## EXERCISE OBJECTIVE
Reproduce each line from the records that holds "notifications".

RECORDS FOR THE EXERCISE Block Start

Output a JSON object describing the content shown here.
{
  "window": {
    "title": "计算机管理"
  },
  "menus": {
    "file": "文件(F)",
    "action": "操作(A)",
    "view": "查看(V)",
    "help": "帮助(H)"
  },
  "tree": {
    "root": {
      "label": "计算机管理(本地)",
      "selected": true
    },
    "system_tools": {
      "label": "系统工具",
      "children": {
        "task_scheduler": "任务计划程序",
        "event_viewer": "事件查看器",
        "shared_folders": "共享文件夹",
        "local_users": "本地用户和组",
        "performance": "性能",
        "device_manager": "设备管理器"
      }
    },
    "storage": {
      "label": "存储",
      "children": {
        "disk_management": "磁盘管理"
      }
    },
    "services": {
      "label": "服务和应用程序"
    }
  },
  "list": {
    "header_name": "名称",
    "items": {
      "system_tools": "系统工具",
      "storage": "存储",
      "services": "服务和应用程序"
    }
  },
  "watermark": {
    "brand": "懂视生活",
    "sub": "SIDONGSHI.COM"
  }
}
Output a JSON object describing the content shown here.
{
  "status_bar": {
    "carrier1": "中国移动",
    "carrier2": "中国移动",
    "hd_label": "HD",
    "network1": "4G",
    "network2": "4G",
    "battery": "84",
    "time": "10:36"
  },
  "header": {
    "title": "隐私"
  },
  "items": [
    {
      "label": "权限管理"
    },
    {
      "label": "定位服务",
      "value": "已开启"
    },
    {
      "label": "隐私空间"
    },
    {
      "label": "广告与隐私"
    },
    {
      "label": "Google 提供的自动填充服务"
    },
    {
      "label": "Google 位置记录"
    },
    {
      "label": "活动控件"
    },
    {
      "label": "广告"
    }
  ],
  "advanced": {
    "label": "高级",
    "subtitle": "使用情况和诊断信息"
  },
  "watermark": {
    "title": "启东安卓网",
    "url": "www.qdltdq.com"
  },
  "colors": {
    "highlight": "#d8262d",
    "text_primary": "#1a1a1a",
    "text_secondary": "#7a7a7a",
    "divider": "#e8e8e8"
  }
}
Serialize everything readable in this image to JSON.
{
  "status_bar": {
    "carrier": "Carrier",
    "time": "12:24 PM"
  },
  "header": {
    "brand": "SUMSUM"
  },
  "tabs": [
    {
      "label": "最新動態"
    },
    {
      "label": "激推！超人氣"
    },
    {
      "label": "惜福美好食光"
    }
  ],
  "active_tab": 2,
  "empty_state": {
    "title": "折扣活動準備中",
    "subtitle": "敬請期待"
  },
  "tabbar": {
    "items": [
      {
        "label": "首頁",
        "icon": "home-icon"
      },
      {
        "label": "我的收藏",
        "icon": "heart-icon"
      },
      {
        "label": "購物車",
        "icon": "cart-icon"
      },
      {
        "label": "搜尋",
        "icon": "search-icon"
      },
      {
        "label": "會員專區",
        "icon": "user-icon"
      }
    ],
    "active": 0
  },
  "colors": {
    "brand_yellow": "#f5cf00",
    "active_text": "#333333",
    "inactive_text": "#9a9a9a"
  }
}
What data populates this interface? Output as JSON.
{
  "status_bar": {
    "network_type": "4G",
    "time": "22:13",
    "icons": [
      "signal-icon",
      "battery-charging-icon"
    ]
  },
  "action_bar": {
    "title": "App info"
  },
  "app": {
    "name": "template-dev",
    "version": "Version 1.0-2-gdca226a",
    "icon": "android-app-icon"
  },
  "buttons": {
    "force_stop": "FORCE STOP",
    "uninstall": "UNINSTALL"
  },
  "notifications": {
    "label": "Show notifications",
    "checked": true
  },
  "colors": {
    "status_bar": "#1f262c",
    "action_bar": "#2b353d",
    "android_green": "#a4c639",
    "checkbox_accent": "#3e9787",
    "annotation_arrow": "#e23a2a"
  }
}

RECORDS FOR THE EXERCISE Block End

## RESULT FOR THIS EXERCISE
  "notifications": {
    "label": "Show notifications",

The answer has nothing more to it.